Africa yet to consider maritime security

The African Union has ignored the resolutions of the two previous Sea Power for Africa symposia, held in 2005 and 2006, and has yet to discuss maritime security in any detail.
This emerged at the 3rd Sea Power for Africa symposium, underway in Cape Town where an AU official asked the representatives of 31 African states as well as 16 international navies help it craft a plan to deal with the challenges that include the disruption of sea lines of communication; the illegal exploitation of resources; pollution and dumping; human and drug trafficking as well as other organised crime, including sea piracy; terrorism and natural disasters.
The symposium is taking place at a time that 23 countries – none of them African – have pledged or deployed ships to patrol the Gulf of Aden and adjacent waters, where well over a hundred incidents of piracy were reported last year.

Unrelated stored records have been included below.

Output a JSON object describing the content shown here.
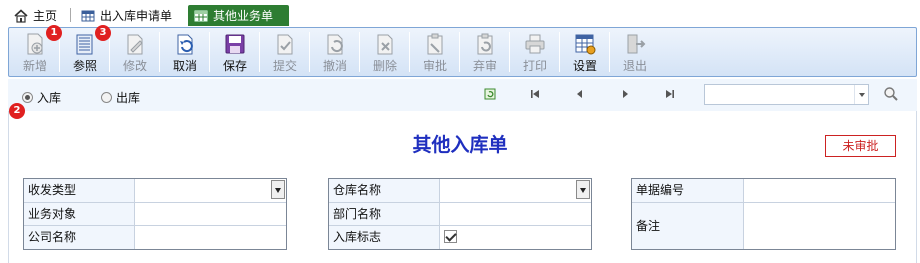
{
  "tabs": [
    {
      "label": "主页",
      "icon": "home-icon",
      "active": false
    },
    {
      "label": "出入库申请单",
      "icon": "table-icon",
      "active": false
    },
    {
      "label": "其他业务单",
      "icon": "table-icon",
      "active": true
    }
  ],
  "toolbar": {
    "buttons": [
      {
        "label": "新增",
        "icon": "add-document-icon",
        "enabled": false
      },
      {
        "label": "参照",
        "icon": "reference-icon",
        "enabled": true
      },
      {
        "label": "修改",
        "icon": "edit-icon",
        "enabled": false
      },
      {
        "label": "取消",
        "icon": "undo-icon",
        "enabled": true
      },
      {
        "label": "保存",
        "icon": "save-icon",
        "enabled": true
      },
      {
        "label": "提交",
        "icon": "submit-icon",
        "enabled": false
      },
      {
        "label": "撤消",
        "icon": "revoke-icon",
        "enabled": false
      },
      {
        "label": "删除",
        "icon": "delete-icon",
        "enabled": false
      },
      {
        "label": "审批",
        "icon": "approve-icon",
        "enabled": false
      },
      {
        "label": "弃审",
        "icon": "unapprove-icon",
        "enabled": false
      },
      {
        "label": "打印",
        "icon": "print-icon",
        "enabled": false
      },
      {
        "label": "设置",
        "icon": "settings-icon",
        "enabled": true
      },
      {
        "label": "退出",
        "icon": "exit-icon",
        "enabled": false
      }
    ]
  },
  "badges": [
    "1",
    "2",
    "3"
  ],
  "direction": {
    "options": [
      {
        "label": "入库",
        "selected": true
      },
      {
        "label": "出库",
        "selected": false
      }
    ]
  },
  "search": {
    "value": ""
  },
  "form": {
    "title": "其他入库单",
    "status": "未审批",
    "left": [
      {
        "label": "收发类型",
        "value": ""
      },
      {
        "label": "业务对象",
        "value": ""
      },
      {
        "label": "公司名称",
        "value": ""
      }
    ],
    "middle": [
      {
        "label": "仓库名称",
        "value": ""
      },
      {
        "label": "部门名称",
        "value": ""
      },
      {
        "label": "入库标志",
        "checked": true
      }
    ],
    "right": [
      {
        "label": "单据编号",
        "value": ""
      },
      {
        "label": "备注",
        "value": ""
      }
    ]
  },
  "colors": {
    "active_tab": "#2e7d32",
    "title": "#1f2fbf",
    "status": "#cc2222",
    "badge": "#e02020"
  }
}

Pirates, mostly operating from lawless Somalia, Somaliland and Puntland, hijacked ships and extracted millions of US dollars as ransom from ship owners. In addition, hundreds of sailors were taken hostage and several murdered, with scores injured in pirate attacks that have also pushed up maritime insurance premiums and forced ships to round the Cape to Europe or Asia rather than use the Suez Canal and Red Sea. This has, in turn, pushed up consumer prices, also in Africa.
South African defence minister Charles Nqakula says the lack of an African response is indeed problematic. “Of course that worries us. We do need to deal with organised crime in all manners that present itself, including that from the sea, and including sea piracy.”
Nqakula adds that he expects the AU to address the problem in the near future. “I`m sure it will be discussed at the next meeting of the AU – I`m not sure when that is – but I`m sure it will be discussed.